So how do you implement this in puppy class? Barriers! At Ahimsa, we have “stations” for each dog, which consist of a bungee tether for their harnesses (so dogs don’t lunge to the end of a regular leash and get a harsh correction) and a portable fence on either side separating a dog from its neighbors. We also have additional gates that can be place across the front of a station so the puppy is completely enclosed.

For very shy puppies, I usually allow them to be completely off-leash and explore the space while the rest of the class is doing training activities. If at any point their meanderings lead to frustration in the other puppies, we may gate them off or return them to their station. For puppies with snarkier behavior, they are either off-leash in an enclosed station, or wandering around on leash with the owner using BAT leash skills when necessary. During play times, puppies who need some extra protection may have their own zone where they can sniff other puppies through the fence, or they may be paired with another like-minded or very relaxed partner while the owners and trainer keep a close eye on their arousal levels.

The final question is how to choose which type of training for a given situation. This depends in large part on the environment – when I can safely micromanage the environment to avoid flooding a puppy, I usually choose BAT. But given how uncontrollable most of the world is, I also introduce owners to the more interactive training style, especially when we’re doing obstacle courses or introducing strange noises. As Grisha has said:

Good socialization really comes down to micromanaging the situation versus micromanaging the dog. Whenever you can set the dog up for success just by changing the environment, do it. That option empowers our dogs by giving their behavior realistic consequences. Micromanaging the dog just empowers us.

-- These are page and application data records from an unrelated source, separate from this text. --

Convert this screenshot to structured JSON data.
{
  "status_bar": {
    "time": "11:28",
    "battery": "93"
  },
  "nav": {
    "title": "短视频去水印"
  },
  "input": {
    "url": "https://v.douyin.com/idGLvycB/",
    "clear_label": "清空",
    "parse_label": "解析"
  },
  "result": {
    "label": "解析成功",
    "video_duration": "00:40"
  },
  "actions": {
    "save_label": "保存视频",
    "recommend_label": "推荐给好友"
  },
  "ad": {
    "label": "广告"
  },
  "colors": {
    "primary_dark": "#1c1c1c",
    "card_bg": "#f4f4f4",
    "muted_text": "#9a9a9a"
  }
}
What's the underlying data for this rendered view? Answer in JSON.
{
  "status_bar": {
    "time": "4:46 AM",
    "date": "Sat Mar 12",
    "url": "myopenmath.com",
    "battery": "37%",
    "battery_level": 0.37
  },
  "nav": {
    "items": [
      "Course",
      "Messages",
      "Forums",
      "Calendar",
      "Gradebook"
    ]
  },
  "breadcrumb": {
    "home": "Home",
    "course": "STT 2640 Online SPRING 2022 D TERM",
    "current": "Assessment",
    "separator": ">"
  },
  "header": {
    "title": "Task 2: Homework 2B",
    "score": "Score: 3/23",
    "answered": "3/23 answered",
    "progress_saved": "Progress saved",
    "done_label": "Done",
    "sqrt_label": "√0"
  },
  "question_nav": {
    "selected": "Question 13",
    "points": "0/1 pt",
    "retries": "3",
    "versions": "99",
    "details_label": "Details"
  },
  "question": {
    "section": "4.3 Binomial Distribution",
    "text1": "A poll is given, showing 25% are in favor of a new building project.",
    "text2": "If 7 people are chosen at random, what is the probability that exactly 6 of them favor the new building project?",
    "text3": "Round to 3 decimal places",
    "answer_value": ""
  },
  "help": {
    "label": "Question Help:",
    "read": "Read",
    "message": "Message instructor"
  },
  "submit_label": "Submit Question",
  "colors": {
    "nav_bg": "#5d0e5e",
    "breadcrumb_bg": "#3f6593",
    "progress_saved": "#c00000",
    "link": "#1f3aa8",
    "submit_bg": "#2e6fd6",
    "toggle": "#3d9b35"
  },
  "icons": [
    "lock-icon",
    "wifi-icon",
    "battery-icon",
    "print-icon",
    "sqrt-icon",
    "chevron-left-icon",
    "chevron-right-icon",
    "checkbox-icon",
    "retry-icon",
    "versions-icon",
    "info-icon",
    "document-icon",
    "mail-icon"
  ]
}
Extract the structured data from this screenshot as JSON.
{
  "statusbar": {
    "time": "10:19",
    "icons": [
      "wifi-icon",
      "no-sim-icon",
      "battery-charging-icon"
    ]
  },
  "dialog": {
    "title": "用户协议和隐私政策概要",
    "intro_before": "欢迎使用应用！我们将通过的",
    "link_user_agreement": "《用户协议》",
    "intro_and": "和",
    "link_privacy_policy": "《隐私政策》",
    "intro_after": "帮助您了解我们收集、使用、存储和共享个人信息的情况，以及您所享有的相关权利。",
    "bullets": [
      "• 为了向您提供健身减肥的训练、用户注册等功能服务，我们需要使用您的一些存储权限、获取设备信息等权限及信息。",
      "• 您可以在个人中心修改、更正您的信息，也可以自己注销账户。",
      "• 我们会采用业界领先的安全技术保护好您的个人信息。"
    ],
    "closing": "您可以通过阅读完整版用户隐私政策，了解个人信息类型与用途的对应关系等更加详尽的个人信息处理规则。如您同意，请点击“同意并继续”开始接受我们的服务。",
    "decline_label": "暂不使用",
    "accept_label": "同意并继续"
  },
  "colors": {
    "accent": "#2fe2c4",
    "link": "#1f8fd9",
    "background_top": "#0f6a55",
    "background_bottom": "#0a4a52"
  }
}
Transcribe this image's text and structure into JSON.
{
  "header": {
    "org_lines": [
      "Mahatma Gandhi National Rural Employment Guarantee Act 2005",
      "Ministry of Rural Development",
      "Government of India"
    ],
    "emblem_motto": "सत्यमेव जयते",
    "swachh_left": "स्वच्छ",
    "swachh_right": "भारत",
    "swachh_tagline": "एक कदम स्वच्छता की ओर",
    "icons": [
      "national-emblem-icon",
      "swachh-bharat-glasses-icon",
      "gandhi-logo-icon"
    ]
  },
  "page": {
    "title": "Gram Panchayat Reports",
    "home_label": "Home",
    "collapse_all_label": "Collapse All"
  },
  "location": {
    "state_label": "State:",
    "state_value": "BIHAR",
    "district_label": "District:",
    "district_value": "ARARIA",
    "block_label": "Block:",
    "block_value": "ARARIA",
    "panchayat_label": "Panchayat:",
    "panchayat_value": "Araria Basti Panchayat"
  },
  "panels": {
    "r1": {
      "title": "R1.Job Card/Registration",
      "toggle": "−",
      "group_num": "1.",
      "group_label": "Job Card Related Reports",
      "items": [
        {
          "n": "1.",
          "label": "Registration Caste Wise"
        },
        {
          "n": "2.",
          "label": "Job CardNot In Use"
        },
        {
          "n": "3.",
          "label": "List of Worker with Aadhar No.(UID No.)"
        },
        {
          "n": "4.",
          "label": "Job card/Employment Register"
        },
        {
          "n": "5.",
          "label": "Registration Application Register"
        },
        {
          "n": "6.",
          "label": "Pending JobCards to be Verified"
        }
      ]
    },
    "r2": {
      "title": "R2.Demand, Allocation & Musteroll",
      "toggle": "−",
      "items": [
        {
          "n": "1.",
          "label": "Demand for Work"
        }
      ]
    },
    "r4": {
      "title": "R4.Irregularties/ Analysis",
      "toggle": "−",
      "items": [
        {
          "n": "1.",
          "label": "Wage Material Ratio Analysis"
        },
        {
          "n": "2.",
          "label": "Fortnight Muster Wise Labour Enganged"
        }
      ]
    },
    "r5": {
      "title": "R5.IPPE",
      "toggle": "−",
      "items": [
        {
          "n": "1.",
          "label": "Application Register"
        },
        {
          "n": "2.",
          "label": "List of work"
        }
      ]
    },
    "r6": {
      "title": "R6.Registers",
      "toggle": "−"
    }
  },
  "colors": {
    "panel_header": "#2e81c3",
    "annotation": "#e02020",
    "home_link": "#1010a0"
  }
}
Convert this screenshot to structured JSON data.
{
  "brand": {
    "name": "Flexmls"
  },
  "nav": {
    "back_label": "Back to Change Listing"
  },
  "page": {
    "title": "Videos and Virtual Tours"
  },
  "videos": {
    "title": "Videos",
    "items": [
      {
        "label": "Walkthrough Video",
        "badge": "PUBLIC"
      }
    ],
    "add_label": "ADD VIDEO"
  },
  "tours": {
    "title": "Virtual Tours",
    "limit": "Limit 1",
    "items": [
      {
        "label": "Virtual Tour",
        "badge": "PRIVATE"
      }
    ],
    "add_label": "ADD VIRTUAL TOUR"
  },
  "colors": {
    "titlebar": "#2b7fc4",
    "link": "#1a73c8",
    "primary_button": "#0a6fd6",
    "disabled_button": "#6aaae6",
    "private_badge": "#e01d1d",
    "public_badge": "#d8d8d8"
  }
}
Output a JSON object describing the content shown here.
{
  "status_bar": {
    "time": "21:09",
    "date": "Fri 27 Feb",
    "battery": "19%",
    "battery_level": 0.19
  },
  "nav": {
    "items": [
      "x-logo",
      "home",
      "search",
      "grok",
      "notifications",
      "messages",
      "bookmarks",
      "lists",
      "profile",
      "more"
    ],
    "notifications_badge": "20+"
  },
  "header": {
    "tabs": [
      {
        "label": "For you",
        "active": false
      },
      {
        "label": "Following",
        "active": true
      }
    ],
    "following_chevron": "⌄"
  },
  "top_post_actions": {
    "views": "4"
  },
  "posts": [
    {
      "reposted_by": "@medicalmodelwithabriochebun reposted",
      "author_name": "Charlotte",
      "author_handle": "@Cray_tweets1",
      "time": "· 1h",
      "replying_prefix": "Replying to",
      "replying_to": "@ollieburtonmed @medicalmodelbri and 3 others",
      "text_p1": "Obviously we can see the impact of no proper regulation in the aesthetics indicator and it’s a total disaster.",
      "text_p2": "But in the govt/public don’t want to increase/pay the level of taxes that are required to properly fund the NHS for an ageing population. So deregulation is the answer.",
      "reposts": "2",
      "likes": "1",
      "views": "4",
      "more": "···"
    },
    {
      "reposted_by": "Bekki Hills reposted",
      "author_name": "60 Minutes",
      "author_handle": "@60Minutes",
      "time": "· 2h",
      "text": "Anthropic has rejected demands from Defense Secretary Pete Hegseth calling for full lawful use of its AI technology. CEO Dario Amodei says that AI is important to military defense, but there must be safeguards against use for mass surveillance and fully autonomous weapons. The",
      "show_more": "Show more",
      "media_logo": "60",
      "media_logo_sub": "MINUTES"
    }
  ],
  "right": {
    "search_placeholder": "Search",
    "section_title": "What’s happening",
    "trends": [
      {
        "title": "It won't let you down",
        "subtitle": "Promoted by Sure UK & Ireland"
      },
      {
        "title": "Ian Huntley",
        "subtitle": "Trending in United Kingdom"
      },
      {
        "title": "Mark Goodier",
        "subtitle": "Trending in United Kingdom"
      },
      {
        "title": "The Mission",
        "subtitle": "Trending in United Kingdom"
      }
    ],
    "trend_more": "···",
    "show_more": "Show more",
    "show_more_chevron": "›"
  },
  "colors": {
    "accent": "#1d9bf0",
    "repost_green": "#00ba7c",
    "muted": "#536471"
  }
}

One other important factor to consider when choosing is your experience – you may have a pretty good idea when BAT is going to be the best option for a puppy versus when they might benefit from a little extra intervention. Overall, as I’ve said, both of these styles are important. It’s mostly a matter of when it’s safe to allow the puppy to fully control their exploration pattern. Using Grisha’s analogy of the ocean, whenever you can arrange the situation so that the puppy can stay ‘on the beach’ on her own, do that. If that’s impossible or unlikely, then use more treats and interactive training.

Active Encouragement

BAT-like Support

  • Can build strong relationship between owners and puppies
  • Fast results! Puppy explores the whole area quickly if they’re into the food
  • Builds excitement for next class
  • Teaches owners about the importance of timing
  • Helps cement importance of being proactive in puppies’ social experience
  • Owner’s only job is to watch puppy’s body language and intervene when they’re nervous – they learn the body language faster!
  • Puppy has more control over their learning – they approach and retreat as necessary
  • Puppies learn more about the physical and social environment without the food/toy distraction
  • Treat motivation not required – easy to do with puppies who aren’t totally food driven
  • More relaxed training/learning environment for owners and dogs
  • More natural behavior, more reliable environmental rewards
  • Puppy confidence is dependent on owner’s presence & encouragement
  • Highly dependent on owner’s ability to manage all of their gear (treats, clicker, leash) and have great timing to reward brave behavior
  • Risk of inadvertent flooding/overwhelming – puppies get into situations they weren’t prepared for, food runs out, trauma happens
  • Treats & toys are potential triggers for resource guarding, which is bad news for already snarky puppies
  • Owners can get distracted since they aren’t as immediately physically engaged
  • Owners feel like they “aren’t doing anything”
  • Greater dependence on ability to manage the environment to avoid flooding


For more information on BAT, please check out this info page or the digital products and DVDs in the store.